Add cream of tartar to stabilize the whipped aquafaba and prevent liquid loss (breakdown of foamy bubbles you’ve created!)
For every 8 tbsp of aquafaba (or 4 egg whites you’re replacing) add ⅛ tsp of cream of tartar.
It takes about 10 minutes of whipping (medium-high) to achieve medium peaks so for your arm’s sake, don’t attempt to whip by hand.
How do you substitute Aquafaba for eggs?
Follow the guide to measure aquafaba and use as an egg white or whole egg substitute.
When using aquafaba to replace whole eggs, measure out 3 tbsp per egg and lightly whisk to aerate. Use just as you would eggs in your recipe.
When using aquafaba to replace egg whites, measure out 2 tbsp per egg white and whip using stand mixer or electric hand mixer until medium peaks form (about 10 minutes at medium-high).
How well does Aquafaba work as an egg replacer?
Pretty well! I used unwhipped aquafaba to replace the eggs called for in our Gluten Free Muffins Mix. The texture of the muffins was light and airy and they had a nice golden dome on top!

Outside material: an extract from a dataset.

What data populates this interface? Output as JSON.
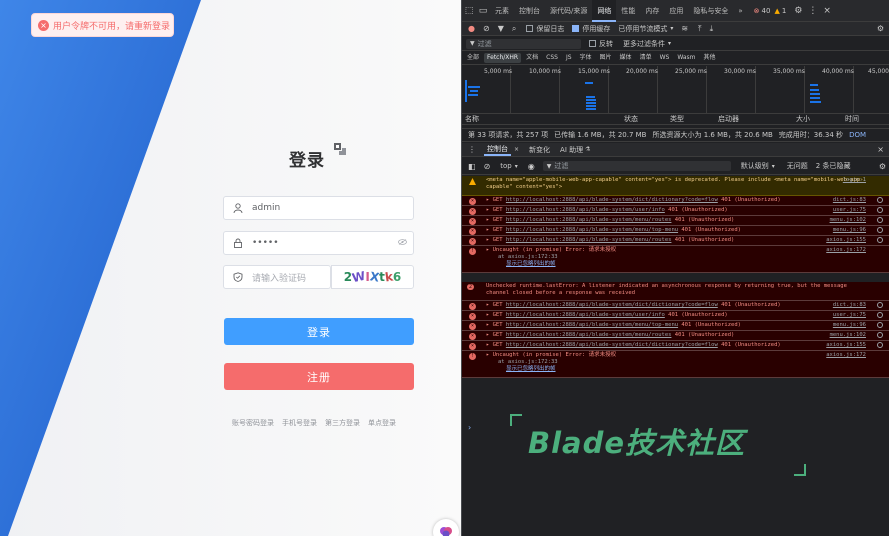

I also used whipped aquafaba in place of eggs in a simple Gluten Free Muesli cookie. I whisked in sugar to create a sticky vegan meringue and it worked very well to bind together the cookies and give them a nice crispy crunch.
For reference, I used a 15 oz (425 gram) can of garbanzo beans and this yielded 7 ½ oz (213 grams) or roughly 1 cup of aquafaba. This would be enough to replace about 5 whole eggs or 8 egg whites.
Aquafaba is still very new to the world of baking. Even if you’re not vegan, it’s an interesting way to use up something you would likely pour down the drain or into your compost - and that’s pretty cool!
Ready to experiment or have more questions about aquafaba? Let us know in the comments.